If a line of the listing contains the string "this", return that line.

··········

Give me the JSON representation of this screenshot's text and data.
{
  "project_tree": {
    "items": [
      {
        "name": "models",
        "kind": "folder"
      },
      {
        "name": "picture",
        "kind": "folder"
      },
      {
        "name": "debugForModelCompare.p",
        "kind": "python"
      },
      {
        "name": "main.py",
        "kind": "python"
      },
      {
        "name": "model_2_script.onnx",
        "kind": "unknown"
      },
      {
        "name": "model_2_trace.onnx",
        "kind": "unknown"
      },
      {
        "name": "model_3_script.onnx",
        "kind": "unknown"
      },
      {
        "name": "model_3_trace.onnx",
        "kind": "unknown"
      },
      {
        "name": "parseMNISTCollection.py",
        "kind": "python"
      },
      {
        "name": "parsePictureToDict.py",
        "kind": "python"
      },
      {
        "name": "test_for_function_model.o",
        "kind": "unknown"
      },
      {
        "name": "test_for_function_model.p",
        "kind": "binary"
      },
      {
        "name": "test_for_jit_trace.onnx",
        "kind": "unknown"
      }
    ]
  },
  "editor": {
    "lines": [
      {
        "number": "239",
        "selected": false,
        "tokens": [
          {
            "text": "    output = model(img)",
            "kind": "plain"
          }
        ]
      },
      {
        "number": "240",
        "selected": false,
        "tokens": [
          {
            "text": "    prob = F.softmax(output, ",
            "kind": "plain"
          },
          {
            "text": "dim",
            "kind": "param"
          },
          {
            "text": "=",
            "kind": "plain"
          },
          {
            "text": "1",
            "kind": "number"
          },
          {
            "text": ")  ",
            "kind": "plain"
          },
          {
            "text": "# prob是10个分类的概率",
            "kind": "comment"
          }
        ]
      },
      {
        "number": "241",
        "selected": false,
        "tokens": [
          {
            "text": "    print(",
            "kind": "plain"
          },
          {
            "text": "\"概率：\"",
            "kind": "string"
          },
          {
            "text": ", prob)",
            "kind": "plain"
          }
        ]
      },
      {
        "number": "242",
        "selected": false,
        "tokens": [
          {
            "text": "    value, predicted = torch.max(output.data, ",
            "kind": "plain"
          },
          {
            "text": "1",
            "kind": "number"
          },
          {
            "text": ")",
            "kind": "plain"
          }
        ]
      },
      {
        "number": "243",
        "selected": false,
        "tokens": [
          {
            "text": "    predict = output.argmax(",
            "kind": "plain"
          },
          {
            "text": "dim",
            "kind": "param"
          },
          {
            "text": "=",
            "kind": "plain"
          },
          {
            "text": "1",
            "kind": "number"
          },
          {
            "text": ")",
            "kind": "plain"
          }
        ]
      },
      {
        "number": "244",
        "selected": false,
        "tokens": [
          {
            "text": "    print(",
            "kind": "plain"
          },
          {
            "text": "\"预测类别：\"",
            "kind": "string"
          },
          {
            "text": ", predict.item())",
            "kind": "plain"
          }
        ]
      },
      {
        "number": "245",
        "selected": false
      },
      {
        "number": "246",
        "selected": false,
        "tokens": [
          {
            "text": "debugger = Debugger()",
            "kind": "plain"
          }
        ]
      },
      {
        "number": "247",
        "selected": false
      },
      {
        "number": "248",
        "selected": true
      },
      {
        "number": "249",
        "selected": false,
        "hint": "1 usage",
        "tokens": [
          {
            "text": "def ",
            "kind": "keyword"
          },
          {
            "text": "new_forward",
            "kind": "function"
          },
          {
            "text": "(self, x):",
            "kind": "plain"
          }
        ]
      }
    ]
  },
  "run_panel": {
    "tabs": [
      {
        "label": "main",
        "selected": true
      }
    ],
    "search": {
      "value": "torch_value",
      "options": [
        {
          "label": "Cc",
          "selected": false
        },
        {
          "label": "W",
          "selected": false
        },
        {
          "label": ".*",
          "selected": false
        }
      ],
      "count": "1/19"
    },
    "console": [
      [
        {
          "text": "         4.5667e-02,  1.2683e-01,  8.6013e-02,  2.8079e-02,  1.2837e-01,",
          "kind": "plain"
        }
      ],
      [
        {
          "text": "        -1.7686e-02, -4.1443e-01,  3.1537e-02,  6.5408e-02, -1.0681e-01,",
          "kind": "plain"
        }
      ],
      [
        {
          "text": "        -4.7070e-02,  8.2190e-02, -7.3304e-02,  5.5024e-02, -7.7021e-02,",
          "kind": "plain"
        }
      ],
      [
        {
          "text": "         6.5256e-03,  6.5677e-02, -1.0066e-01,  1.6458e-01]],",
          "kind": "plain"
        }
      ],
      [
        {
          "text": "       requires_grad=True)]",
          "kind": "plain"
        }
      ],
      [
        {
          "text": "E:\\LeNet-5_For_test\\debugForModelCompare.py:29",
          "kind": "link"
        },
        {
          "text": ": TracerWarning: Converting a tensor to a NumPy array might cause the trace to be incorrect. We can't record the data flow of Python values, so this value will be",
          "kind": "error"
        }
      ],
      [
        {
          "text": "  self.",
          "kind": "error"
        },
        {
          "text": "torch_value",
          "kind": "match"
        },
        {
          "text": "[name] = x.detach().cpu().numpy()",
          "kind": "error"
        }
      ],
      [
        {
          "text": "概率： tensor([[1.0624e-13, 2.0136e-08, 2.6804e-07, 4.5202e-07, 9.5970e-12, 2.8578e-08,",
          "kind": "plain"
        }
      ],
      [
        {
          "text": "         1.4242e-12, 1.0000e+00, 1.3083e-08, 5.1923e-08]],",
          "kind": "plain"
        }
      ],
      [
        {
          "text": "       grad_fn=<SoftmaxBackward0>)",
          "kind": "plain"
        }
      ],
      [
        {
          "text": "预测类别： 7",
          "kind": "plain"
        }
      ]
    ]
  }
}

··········

* [OUTPUT OF THE TASK]:
Give me the JSON representation of this screenshot's text and data.
          "text": ": TracerWarning: Converting a tensor to a NumPy array might cause the trace to be incorrect. We can't record the data flow of Python values, so this value will be",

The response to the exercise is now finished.